Progressive Voice is a weekly opinion column. The views and opinions expressed in this column are those of the author and do not necessarily reflect the views of ARLnow.com.
The bond program this year runs the gamut — $105.78 million for education, $60.24 million for Metro and transportation, $39.9 million for community infrastructure, and $13 million for parks and recreation. These proposals represent the next step in a long Arlington tradition of community investment, and our world-class public infrastructure and well-managed growth in Arlington are the end result.
But often lost in the big numbers of these bond programs is what makes them so effective — the fact that Arlington is not only investing, but living within its means. This fact was validated again in May of this year when Arlington announced that Moody’s, Fitch, and Standard & Poor’s again issued Arlington a triple/AAA bond rating for the 14th year in a row.
These ratings assess the likelihood that a municipality will repay investors the debts it owes; a triple/AAA rating means that repayment is virtually assured.
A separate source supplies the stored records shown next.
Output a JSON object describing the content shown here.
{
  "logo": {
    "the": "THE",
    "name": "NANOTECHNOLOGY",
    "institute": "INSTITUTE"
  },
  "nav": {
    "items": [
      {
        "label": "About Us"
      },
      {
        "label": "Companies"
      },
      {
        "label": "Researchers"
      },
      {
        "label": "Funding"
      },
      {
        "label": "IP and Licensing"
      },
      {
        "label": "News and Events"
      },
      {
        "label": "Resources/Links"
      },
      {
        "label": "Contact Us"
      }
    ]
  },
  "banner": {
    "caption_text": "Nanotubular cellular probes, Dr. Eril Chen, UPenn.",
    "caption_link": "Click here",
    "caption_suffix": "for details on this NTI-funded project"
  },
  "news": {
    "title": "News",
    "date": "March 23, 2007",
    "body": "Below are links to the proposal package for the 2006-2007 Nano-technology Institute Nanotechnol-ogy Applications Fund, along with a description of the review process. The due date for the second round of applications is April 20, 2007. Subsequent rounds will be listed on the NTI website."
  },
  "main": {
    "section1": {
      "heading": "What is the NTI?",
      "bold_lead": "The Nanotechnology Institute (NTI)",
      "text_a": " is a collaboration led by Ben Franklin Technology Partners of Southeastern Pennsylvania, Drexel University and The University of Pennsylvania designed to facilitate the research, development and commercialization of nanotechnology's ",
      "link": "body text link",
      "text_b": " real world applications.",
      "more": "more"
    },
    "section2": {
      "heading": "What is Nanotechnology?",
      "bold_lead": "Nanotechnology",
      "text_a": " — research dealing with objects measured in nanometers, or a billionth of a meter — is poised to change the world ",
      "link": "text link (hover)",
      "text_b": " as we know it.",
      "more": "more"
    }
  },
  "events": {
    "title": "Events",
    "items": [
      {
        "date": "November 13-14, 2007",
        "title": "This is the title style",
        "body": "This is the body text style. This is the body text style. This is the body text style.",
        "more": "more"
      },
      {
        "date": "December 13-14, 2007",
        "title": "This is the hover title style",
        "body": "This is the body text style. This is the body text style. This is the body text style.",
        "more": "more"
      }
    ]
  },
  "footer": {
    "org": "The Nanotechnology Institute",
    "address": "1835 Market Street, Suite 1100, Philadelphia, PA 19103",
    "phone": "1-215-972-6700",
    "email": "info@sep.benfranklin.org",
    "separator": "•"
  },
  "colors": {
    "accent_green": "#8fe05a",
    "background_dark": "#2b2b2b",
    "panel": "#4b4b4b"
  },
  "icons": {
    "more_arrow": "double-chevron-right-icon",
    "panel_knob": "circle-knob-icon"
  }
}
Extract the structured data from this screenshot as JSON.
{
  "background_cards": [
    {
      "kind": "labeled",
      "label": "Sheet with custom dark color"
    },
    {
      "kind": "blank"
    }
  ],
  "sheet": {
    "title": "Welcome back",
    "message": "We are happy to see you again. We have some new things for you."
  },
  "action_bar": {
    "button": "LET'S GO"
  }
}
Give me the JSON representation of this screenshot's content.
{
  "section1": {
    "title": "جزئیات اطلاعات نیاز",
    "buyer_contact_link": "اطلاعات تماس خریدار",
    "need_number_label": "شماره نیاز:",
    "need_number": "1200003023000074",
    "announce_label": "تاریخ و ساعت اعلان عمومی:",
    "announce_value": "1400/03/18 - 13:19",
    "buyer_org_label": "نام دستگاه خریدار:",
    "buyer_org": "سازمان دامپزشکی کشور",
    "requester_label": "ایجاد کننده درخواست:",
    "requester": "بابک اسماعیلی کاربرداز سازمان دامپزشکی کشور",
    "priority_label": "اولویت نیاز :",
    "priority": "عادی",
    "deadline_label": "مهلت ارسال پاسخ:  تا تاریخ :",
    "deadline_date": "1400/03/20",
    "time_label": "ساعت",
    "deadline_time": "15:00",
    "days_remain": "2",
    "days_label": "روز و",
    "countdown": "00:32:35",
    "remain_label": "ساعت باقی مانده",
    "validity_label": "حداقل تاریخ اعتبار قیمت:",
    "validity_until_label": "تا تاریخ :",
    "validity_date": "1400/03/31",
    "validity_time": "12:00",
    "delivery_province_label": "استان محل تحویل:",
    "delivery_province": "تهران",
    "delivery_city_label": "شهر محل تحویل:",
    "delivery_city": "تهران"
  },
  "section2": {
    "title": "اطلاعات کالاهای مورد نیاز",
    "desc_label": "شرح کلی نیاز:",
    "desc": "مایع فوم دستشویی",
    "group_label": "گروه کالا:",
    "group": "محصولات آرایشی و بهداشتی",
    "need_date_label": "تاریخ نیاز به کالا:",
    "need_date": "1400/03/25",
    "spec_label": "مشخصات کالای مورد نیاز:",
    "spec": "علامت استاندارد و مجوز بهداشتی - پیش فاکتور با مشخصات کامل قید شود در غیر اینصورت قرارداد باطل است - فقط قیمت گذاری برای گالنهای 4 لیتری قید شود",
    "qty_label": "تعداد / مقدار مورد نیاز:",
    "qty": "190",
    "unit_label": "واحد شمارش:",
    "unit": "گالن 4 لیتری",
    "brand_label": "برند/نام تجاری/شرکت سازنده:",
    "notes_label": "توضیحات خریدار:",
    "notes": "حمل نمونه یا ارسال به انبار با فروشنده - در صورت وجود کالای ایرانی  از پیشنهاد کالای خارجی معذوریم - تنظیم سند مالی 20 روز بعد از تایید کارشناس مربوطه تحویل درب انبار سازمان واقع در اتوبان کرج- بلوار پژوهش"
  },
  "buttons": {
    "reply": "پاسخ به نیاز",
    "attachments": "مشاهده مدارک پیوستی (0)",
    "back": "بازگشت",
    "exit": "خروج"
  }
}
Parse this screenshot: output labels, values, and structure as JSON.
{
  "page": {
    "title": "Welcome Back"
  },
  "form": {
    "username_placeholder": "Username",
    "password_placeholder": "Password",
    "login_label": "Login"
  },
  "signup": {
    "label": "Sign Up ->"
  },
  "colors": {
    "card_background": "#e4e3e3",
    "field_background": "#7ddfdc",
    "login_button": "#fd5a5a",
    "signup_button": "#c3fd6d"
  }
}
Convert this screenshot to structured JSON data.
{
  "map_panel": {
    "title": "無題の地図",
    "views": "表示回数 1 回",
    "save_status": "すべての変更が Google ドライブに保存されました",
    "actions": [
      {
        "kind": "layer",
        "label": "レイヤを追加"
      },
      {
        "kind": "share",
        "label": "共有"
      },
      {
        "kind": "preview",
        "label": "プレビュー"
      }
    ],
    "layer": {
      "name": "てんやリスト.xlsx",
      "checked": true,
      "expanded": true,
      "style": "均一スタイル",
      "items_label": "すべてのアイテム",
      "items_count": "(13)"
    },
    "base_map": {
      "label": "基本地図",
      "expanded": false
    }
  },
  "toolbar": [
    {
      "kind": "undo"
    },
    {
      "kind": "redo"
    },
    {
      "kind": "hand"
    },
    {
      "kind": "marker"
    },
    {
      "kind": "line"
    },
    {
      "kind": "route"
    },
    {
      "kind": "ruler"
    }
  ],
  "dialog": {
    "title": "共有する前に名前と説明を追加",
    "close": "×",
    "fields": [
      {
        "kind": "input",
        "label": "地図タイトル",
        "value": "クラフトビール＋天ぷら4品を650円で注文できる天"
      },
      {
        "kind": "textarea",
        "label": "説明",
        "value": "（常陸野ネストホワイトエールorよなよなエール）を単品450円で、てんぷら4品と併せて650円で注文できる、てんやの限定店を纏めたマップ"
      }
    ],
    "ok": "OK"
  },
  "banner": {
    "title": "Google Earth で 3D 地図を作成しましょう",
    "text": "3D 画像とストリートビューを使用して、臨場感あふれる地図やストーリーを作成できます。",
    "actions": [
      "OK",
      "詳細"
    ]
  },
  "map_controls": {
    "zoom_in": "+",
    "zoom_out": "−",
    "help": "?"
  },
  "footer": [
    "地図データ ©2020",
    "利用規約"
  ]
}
Arlington was one of only 39 counties nationwide to receive this highest bond rating from all three agencies.
The benefit of this rating is manifest each year in the market. In May of this year, for example, Arlington announced that it received a 2.8 percent interest rate for a $65 million general obligation bond sale. Counties with bond ratings of AA, A, or lower generally experience interest rates more than 3 or 4 percent, or even higher to secure the same amount of funding.
This is not rocket science. If a county has its budget in order, and a prudent planning process in place, investors want to invest in that county, and are willing to offer favorable financial terms for the opportunity.
But what does that mean in real terms? It means that Arlington can spend far less of its tax dollars on debt service, and more on public programs than its peer jurisdictions. That means more dollars collected are actually spent on school construction, improved parks, transportation improvements, and the other public infrastructure we have come to expect in Arlington.
At a time when the news is peppered with examples of financial mismanagement — including a downgraded bond rating for the U.S. government — it should be reassuring to all Arlingtonians that we live in a community that stands as an exception to this trend.
Community investment is what made Arlington what it is, and the ability to continue to make investments at an affordable rate, and with responsible debt service, will help ensure Arlington’s continued success for many years to come.
Mike Lieberman is the Immediate Past Chair of the Arlington County Democratic Committee and a former member of the Arlington Fiscal Affairs Advisory Commission.